Thinking of setting up a business? by Roslyn Morshead, of Rotorua’s Morshead Law ros@morsheadlaw.co.nz

The way we do business in New Zealand is constantly changing and evolving, and if you are thinking of taking the plunge and setting up your own business, you really can do it all right here in Rotorua. Setting up your dream business is not as hard as you might think, but it’s important to start at the beginning.

First, take baby steps and enroll in a business and/or computing course. You might think it’s not that hard to run a business or you already know what to do, but in today’s fast-moving and ever-changing business environment you need to make sure you DO know – and can keep up! Importantly, you don’t need to leave Rotorua to upskill as there are numerous course opportunities easily accessible right here on our doorstep. Some are free, some you can do via correspondence at home, some long, some short, ‘incubation’ type courses, and yet others you can attend classes.

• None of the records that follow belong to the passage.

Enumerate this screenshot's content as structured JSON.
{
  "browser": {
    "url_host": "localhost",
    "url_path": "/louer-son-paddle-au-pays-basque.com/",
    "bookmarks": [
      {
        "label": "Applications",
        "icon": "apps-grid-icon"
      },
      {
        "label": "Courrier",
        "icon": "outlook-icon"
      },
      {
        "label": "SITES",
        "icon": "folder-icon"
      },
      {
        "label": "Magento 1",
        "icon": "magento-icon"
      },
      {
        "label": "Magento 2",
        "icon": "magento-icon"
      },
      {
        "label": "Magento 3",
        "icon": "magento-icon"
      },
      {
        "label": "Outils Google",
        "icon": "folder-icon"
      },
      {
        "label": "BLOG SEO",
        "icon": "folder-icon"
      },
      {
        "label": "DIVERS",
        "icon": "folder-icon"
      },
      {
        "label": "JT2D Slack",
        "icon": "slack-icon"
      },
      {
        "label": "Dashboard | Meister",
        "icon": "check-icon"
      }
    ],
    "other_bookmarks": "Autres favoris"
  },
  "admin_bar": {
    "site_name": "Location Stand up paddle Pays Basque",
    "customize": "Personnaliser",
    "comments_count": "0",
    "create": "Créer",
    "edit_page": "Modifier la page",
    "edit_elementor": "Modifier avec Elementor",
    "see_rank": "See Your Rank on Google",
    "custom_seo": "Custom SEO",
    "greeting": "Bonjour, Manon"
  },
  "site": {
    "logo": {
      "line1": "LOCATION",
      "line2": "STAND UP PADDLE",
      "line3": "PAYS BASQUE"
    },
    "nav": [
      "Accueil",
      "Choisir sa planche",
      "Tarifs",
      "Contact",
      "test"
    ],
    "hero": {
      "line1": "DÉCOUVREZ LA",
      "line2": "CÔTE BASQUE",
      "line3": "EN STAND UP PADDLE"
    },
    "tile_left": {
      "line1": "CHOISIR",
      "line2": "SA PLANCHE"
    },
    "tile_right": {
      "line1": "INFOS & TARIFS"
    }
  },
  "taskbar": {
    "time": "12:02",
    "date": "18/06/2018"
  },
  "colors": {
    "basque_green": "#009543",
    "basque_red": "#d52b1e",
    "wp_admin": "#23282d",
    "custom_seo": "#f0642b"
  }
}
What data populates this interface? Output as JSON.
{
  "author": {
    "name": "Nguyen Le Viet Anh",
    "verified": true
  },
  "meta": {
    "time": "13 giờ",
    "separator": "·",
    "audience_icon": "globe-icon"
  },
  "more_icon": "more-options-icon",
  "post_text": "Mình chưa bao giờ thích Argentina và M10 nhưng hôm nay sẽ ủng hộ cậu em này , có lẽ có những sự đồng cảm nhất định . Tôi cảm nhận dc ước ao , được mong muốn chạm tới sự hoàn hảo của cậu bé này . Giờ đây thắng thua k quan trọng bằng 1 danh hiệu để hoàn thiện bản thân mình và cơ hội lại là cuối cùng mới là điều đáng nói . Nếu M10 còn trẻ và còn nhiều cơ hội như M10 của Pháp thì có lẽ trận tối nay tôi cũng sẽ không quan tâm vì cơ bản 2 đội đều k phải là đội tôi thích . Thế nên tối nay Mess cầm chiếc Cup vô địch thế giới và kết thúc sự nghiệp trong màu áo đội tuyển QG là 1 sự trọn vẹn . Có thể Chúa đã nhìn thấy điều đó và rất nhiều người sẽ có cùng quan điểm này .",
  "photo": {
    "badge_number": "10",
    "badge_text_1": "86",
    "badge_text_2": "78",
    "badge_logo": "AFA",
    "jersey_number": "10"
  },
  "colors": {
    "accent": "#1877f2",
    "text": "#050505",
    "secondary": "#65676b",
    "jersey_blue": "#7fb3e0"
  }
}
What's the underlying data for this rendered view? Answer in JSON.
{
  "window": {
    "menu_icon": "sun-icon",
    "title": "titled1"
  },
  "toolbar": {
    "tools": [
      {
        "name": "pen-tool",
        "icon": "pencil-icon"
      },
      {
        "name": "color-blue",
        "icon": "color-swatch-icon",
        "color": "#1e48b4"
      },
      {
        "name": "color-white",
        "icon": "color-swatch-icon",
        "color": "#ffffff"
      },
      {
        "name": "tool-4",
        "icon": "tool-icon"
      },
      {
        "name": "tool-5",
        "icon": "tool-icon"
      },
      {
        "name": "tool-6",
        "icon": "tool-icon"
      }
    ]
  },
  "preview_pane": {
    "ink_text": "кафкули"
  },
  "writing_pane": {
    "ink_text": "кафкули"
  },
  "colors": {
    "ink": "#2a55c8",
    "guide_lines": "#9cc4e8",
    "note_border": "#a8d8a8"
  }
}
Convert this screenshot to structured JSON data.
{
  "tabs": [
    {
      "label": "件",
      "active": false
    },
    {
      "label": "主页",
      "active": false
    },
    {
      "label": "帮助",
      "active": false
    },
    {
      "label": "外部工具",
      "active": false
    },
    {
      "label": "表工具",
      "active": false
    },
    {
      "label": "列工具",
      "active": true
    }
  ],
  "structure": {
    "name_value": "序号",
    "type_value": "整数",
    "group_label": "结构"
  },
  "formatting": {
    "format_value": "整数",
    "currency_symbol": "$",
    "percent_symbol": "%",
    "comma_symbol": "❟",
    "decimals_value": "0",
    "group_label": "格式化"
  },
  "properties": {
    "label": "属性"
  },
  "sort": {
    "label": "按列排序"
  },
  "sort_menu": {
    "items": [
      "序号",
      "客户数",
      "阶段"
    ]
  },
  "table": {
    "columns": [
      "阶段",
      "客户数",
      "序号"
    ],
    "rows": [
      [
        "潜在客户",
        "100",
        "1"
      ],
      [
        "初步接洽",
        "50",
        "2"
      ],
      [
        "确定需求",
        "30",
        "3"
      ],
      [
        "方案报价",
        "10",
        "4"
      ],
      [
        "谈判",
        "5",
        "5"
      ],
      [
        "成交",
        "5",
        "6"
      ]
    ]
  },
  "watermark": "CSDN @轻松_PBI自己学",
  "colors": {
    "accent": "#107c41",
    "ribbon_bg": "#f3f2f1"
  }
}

Second, start work on your business plan. This is an important document and might take longer to put together than you think. Working through a business plan will really help you nut out tin tacks, and possibly even raise issues you hadn’t even considered. There are a number of ways you can get started, including helpful information and business templates from some Bank websites (who also run free business seminars), Government website for small business (business.govt.nz), and you can Google other online sources.

Third, talk to a local commercial lawyer and accountant about your plans. These aspects might include incorporating a limited liability company and its structure, taxation obligations, GST, funding, employer obligations, contracts if you’re buying an existing business, regulatory and compliance issues, whether you should put your family home in a Trust, possibly mortgaging your home to raise start-up capital, entering into a formal premises lease and for how long, shareholder agreement, hiring employees, IPONZ trademark registration to protect the intellectual property in your idea.

Fourth, plan the transition from employee to start-up business-owner. Your business plan should have identified your capital needs, suppliers, target market and demographic, budget and expenses, cash-flow forecast, marketing funnel, goals and so on. It will also help you work out things like how many customers you need at $xyz per sale to reach break-even point and hopefully make a profit. Further, getting the word out (as cheaply as possible!) and achieving customers and sales in the pipeline takes time, so it might be worth considering setting up and starting your new venture part-time outside of your normal job hours to see how it unfolds.

Fifth, protect yourself, your business and assets. Make sure you have talked to an insurance broker about appropriate public liability insurance, income/medical protection insurance; that you have some savings put aside if possible, IPONZ registration, getting your company incorporated and protecting your family home.

 

Sixth. Don’t just jump in the deep end and quit your job before you’ve tested the market and know the new business is going to be viable and profitable. It’s a big step going from a regular income to not knowing when your next pay-check will be, and many businesses fail within the first two years. But taking steps toward being self-employed is very rewarding, even though you’ll probably work harder than you did when employed!